Justin Ramous, a student at Hostos College, studies in-game designing, likes video games, and hangs out with friends. Within his family, he didn’t feel like an outcast, but he felt this way among his friends. “I somewhat felt like an outcast among my friends because I’m not very smart like them or funny like some friends, but they [didn’t make me] an outcast.” Besides friends, Justin also felt like an outcast with his classmates. During his freshman year of high school, Justin got into an incident with a female classmate. While they were hanging out and talking, the female classmate started to make comments about him, so Justin thought it was a joke and did the same to her. However, she didn’t like that and went to the teacher to tell on him, and he got in trouble for it despite the female student having done the same to him. Since getting in trouble, most of his classmates have disliked him and avoided him. “I felt sad at first, but I overcame this experience by not caring what others think of me because I wasn’t there for them,” he said. “I was there for my education. I did nothing different. I will rather be disliked for being myself than for being a sellout and being fake.” For Justin, this experience didn’t have much effect on him, but his life did change a little bit. “It made me want to make sure that no one ever feels that way,” he said.

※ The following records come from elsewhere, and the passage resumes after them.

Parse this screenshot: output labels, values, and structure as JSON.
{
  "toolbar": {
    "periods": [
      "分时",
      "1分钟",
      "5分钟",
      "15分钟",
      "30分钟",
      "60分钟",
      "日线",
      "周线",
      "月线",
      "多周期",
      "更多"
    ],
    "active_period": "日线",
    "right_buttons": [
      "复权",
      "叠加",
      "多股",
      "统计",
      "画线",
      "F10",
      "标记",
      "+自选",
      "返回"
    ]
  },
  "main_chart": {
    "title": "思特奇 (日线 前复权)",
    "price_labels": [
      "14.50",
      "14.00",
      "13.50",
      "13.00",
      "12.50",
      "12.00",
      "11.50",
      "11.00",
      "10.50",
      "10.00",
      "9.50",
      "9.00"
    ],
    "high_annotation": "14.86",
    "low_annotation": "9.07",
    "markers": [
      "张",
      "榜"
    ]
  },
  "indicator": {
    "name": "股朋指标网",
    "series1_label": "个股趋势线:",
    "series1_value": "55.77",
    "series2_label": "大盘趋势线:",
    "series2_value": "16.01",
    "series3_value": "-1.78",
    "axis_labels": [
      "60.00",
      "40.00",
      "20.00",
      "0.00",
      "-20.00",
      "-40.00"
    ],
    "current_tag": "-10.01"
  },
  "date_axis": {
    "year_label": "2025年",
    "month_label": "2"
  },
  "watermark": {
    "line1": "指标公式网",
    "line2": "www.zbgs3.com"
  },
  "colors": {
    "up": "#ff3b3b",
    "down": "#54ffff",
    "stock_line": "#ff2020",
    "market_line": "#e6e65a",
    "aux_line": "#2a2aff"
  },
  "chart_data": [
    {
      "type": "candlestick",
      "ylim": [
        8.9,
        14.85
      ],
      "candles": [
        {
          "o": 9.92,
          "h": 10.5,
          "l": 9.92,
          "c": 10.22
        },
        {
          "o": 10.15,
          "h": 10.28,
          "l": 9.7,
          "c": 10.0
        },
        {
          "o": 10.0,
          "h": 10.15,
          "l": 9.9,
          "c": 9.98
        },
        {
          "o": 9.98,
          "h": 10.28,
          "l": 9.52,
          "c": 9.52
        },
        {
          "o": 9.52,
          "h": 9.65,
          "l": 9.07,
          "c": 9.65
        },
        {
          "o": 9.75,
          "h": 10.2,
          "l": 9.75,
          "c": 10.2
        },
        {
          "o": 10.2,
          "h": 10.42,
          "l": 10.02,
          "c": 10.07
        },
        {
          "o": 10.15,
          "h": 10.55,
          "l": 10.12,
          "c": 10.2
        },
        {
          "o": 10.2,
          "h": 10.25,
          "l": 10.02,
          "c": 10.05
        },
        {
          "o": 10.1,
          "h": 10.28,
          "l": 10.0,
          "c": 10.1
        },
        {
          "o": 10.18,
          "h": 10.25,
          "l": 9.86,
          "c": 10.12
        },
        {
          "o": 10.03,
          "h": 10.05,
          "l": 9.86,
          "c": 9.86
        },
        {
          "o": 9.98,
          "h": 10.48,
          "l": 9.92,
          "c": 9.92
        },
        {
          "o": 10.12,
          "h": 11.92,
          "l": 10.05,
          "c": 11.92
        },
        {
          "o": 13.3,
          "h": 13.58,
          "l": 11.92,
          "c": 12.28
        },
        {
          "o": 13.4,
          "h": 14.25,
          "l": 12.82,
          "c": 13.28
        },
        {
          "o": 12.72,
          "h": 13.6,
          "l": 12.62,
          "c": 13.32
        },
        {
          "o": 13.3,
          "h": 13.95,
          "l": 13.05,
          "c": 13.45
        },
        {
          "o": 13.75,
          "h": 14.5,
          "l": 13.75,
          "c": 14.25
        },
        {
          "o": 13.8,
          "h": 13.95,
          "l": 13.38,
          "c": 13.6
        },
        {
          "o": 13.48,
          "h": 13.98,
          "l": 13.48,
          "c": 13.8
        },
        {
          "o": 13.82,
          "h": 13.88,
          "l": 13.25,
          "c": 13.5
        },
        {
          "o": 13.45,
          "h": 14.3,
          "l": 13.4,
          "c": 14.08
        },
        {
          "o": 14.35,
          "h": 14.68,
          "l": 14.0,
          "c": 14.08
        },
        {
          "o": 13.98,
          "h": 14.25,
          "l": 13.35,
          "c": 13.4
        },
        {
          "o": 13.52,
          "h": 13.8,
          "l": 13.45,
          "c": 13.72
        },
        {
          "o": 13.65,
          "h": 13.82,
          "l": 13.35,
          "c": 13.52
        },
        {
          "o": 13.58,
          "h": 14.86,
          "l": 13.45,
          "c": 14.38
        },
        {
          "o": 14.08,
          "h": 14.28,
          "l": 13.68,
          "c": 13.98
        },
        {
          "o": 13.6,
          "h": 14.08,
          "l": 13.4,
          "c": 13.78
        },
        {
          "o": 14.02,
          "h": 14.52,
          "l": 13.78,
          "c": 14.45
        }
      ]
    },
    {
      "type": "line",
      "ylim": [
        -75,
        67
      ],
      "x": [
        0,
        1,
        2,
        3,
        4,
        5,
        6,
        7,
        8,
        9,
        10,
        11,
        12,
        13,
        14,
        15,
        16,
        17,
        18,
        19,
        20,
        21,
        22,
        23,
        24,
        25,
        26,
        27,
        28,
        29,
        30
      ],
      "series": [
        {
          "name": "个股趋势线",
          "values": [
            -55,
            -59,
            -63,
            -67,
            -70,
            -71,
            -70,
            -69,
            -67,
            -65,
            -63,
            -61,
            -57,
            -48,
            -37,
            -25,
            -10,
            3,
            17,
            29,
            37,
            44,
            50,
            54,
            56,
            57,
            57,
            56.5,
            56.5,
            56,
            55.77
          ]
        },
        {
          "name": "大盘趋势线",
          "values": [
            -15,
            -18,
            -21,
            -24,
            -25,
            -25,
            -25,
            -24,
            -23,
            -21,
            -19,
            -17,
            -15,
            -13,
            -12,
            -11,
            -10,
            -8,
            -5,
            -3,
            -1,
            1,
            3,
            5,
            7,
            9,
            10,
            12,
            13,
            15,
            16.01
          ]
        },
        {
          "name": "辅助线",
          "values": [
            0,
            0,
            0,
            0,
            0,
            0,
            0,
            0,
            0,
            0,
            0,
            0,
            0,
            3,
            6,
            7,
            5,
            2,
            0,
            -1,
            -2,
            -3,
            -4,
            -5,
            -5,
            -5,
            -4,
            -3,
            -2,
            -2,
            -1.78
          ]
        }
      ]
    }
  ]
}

While Justin felt ostracized by his friends, Athena Matos, a youth advocate at the Uptown Hub, felt shunned by her family. She was kicked out of her home by her mother after being forced to come out about her sexuality. “It was kind of like she kind of knew and was forcing it so I was never in a position where I was ready to say something,” she said. “And when I did, I got a black plastic bag—a big one. And pretty much, she said, anything that fits in here is mine to take because I have to leave the house.” There are numerous reasons why people get left out; it can stem from culture, religion, education, or not having shared interests. She suggests digging into the dynamics of why the outcast occurs. “Then you have to also look at the people who are doing the outcast thing,” she adds. People outcast others due to their own insecurity and no fault of the person they outcasted. “I still am myself and I’m like, I wasn’t mean to them. I didn’t do anything wrong. I didn’t hurt them. You know, in any kind of way, I wasn’t anything negative to me. That’s just a reflection of them, and they’re projecting it on me.”